On May 11, 2016, President Obama signed into law the Defend Trade Secrets Act of 2016 (the DTSA). The DTSA adds a civil component to federal law already in existence, the Economic Espionage Act of 1996 (the EEA), making it a crime to steal intellectual property. With the addition of this civil component, companies and individuals have a powerful new federal tool with which to protect their intellectual property from misuse and misappropriation.

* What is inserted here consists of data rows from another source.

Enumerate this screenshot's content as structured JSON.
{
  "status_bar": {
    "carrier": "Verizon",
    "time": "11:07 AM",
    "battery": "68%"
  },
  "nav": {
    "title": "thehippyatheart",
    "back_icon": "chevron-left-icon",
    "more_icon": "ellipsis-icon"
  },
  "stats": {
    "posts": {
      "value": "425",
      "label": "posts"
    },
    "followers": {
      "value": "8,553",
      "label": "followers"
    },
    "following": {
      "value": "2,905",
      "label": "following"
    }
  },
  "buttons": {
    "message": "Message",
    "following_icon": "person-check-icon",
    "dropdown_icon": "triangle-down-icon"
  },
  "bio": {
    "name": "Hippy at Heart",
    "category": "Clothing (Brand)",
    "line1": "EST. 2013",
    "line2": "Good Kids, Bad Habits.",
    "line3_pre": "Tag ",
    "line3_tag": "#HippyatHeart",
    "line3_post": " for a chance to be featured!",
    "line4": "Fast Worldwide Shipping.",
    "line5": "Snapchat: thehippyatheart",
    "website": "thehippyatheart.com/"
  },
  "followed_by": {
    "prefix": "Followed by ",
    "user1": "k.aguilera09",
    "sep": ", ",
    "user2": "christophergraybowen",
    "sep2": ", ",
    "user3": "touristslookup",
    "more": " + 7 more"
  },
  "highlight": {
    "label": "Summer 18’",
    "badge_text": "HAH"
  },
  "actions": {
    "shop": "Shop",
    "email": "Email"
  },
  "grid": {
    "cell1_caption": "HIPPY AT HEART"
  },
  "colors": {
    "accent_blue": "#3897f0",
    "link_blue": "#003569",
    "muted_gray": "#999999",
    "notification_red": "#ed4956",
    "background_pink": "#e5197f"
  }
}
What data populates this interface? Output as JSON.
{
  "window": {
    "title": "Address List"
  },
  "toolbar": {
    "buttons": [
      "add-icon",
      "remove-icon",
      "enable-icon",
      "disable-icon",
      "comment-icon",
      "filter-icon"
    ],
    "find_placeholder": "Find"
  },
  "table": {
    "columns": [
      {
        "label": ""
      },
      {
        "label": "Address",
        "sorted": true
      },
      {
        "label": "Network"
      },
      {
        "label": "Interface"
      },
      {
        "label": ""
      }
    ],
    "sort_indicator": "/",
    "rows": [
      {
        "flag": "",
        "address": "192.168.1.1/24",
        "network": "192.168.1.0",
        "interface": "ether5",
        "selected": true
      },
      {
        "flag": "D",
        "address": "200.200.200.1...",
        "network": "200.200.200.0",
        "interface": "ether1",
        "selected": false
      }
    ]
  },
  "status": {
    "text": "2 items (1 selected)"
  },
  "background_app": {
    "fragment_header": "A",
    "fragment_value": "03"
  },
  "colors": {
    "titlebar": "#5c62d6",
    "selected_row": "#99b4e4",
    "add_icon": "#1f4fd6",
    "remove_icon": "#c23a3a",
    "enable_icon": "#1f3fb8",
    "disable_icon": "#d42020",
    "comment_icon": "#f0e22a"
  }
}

Almost all companies have information that they consider trade secrets. Potential trade secrets include strategic business information, financial information, research and development efforts, certain customer and vendor information, and internally developed techniques and know-how. Under the Uniform Trade Secrets Act (UTSA), adopted by most states, almost any information may potentially be protected as a trade secret provided it (1) has economic value because it is not generally known and (2) is subject to reasonable efforts to maintain its secrecy. The DTSA does not substantively change this definition of trade secrets, nor does it preempt state trade-secret protections. Nonetheless, it impacts persons seeking to protect their trade secrets in several important ways.
First, with the creation of a civil remedy for violation of the EEA, federal district courts now have original jurisdiction over trade-secret-misappropriation claims. A victim of trade-secret misappropriation may thus proceed directly to federal court for redress of its injuries. This can be a more attractive forum than pursing claims in state court due to the uniform procedural rules and generally quicker resolution of claims and remedies provided by federal courts.
Second, although most states have adopted some form of the UTSA, they are not identical and differences have developed in the interpreting case law. With the passage of the DTSA, companies operating across several states now have a uniform standard by which they may draft confidentiality agreements and seek to enforce and protect their property rights in their trade secrets.
Third, the DTSA provides for civil seizure of the defendant’s property where the plaintiff’s trade secrets are stored – including computers, email accounts, and cell phones – where the plaintiff demonstrates that such seizure is “necessary to prevent the propagation or dissemination of the trade secret that is the subject of the action.” This is a rather extraordinary provisional remedy and it remains to be seen how freely it will be applied. The plaintiff would have to make a particularized showing of a likelihood of success on the merits and that immediate and irreparable injury will result if the seizure is not made.
While the DTSA does not change the legal statutes of trade secrets, it does add another tool with which companies and individuals can protect their intellectual property. Companies or individuals dealing with the misappropriation of their trade secrets should strongly consider pursuing federal claims under the DTSA. And persons accused of misappropriation should be cognizant of these new developments as well. Companies should also consider updating their employment and confidentiality agreements in light of this new law.